## PROVIDED DATA
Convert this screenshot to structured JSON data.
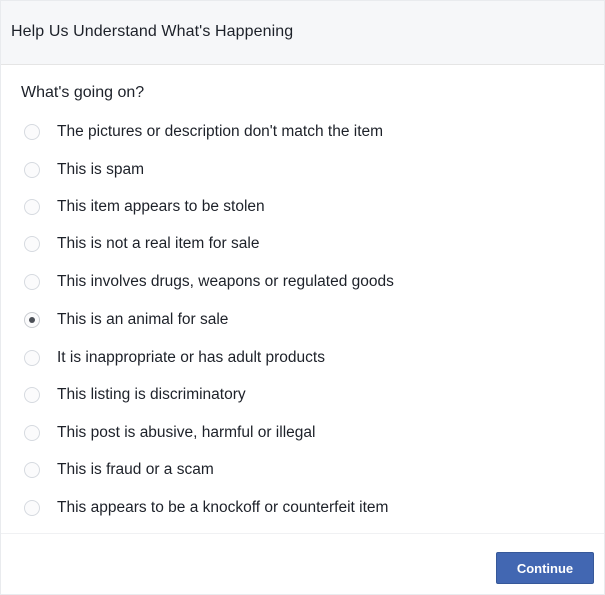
{
  "dialog": {
    "title": "Help Us Understand What's Happening",
    "question": "What's going on?",
    "selected_index": 5,
    "options": [
      "The pictures or description don't match the item",
      "This is spam",
      "This item appears to be stolen",
      "This is not a real item for sale",
      "This involves drugs, weapons or regulated goods",
      "This is an animal for sale",
      "It is inappropriate or has adult products",
      "This listing is discriminatory",
      "This post is abusive, harmful or illegal",
      "This is fraud or a scam",
      "This appears to be a knockoff or counterfeit item"
    ],
    "continue_label": "Continue",
    "colors": {
      "button_bg": "#4267b2",
      "header_bg": "#f6f7f9"
    }
  }
}
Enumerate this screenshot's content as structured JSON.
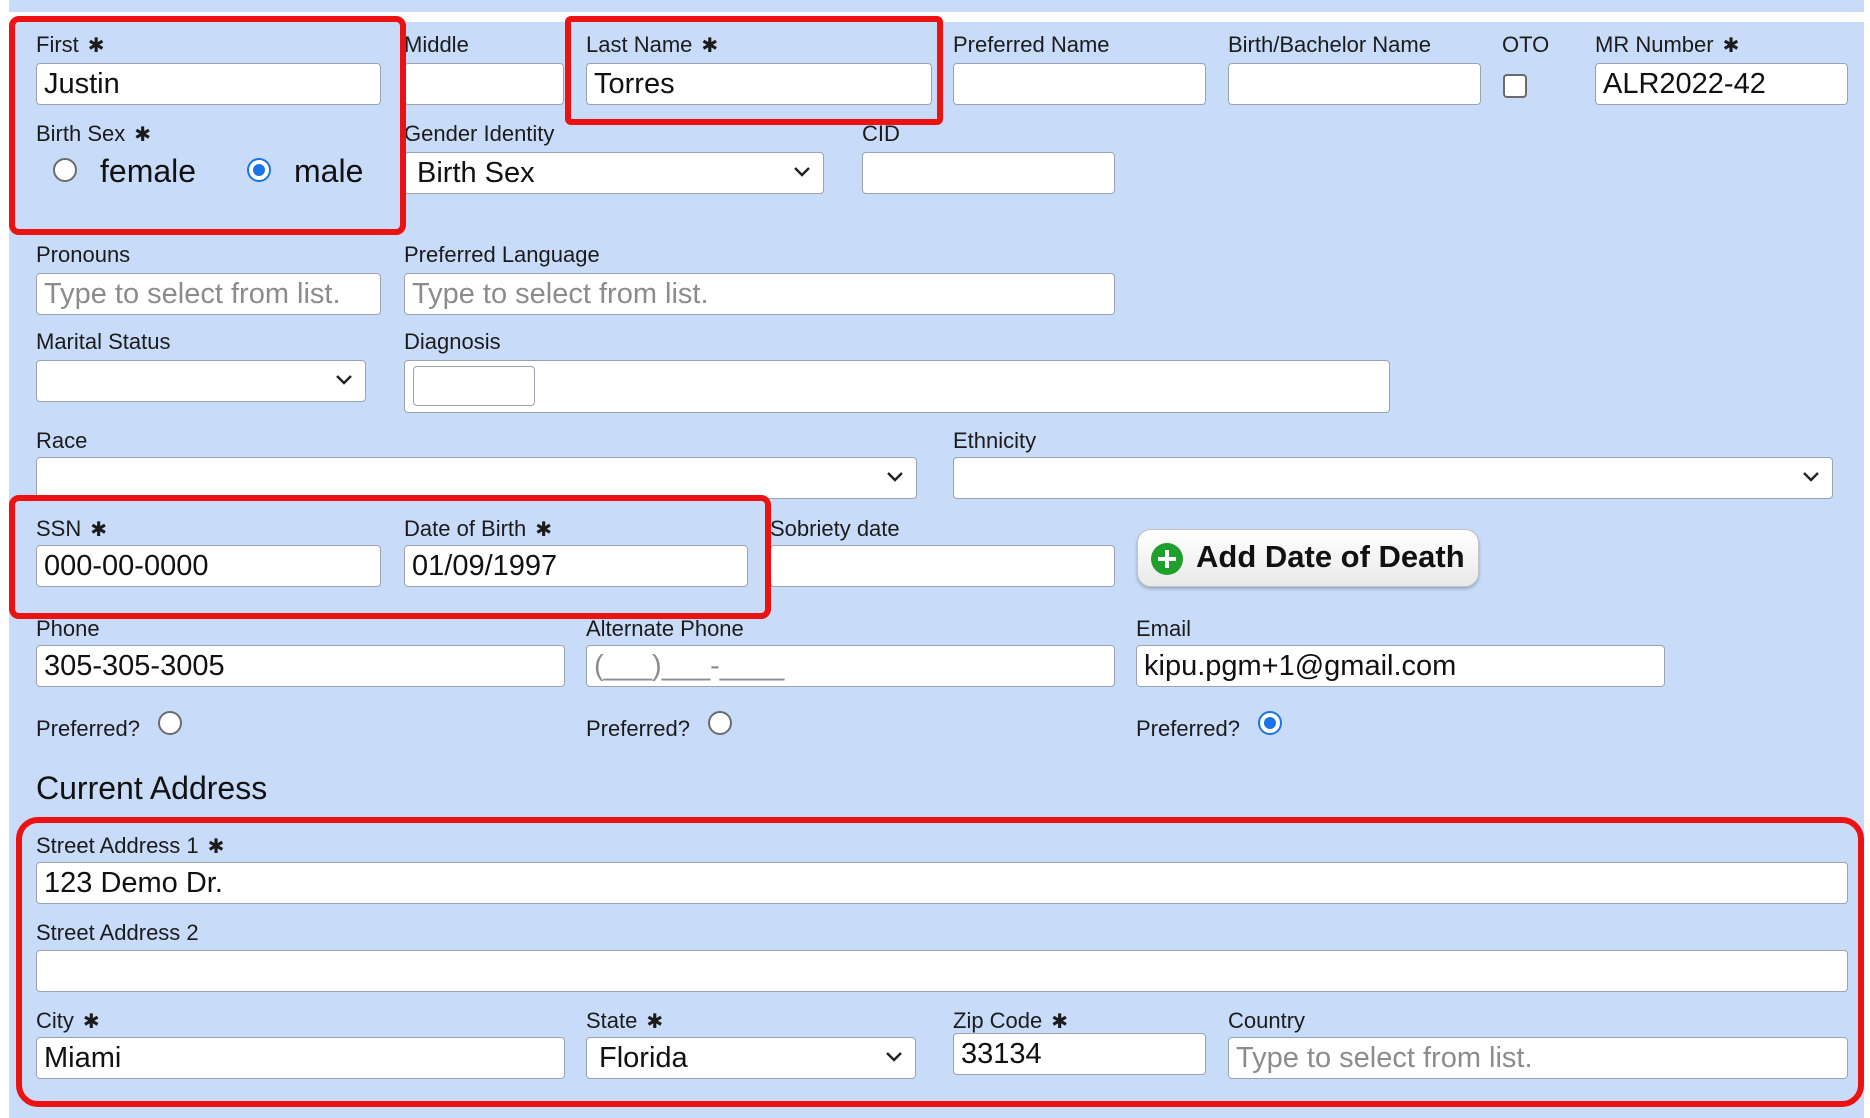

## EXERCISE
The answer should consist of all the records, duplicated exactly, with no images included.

## REPLY TO THE EXERCISE
Convert this screenshot to structured JSON data.
{
  "dialog": {
    "title": "Help Us Understand What's Happening",
    "question": "What's going on?",
    "selected_index": 5,
    "options": [
      "The pictures or description don't match the item",
      "This is spam",
      "This item appears to be stolen",
      "This is not a real item for sale",
      "This involves drugs, weapons or regulated goods",
      "This is an animal for sale",
      "It is inappropriate or has adult products",
      "This listing is discriminatory",
      "This post is abusive, harmful or illegal",
      "This is fraud or a scam",
      "This appears to be a knockoff or counterfeit item"
    ],
    "continue_label": "Continue",
    "colors": {
      "button_bg": "#4267b2",
      "header_bg": "#f6f7f9"
    }
  }
}
Enumerate this screenshot's content as structured JSON.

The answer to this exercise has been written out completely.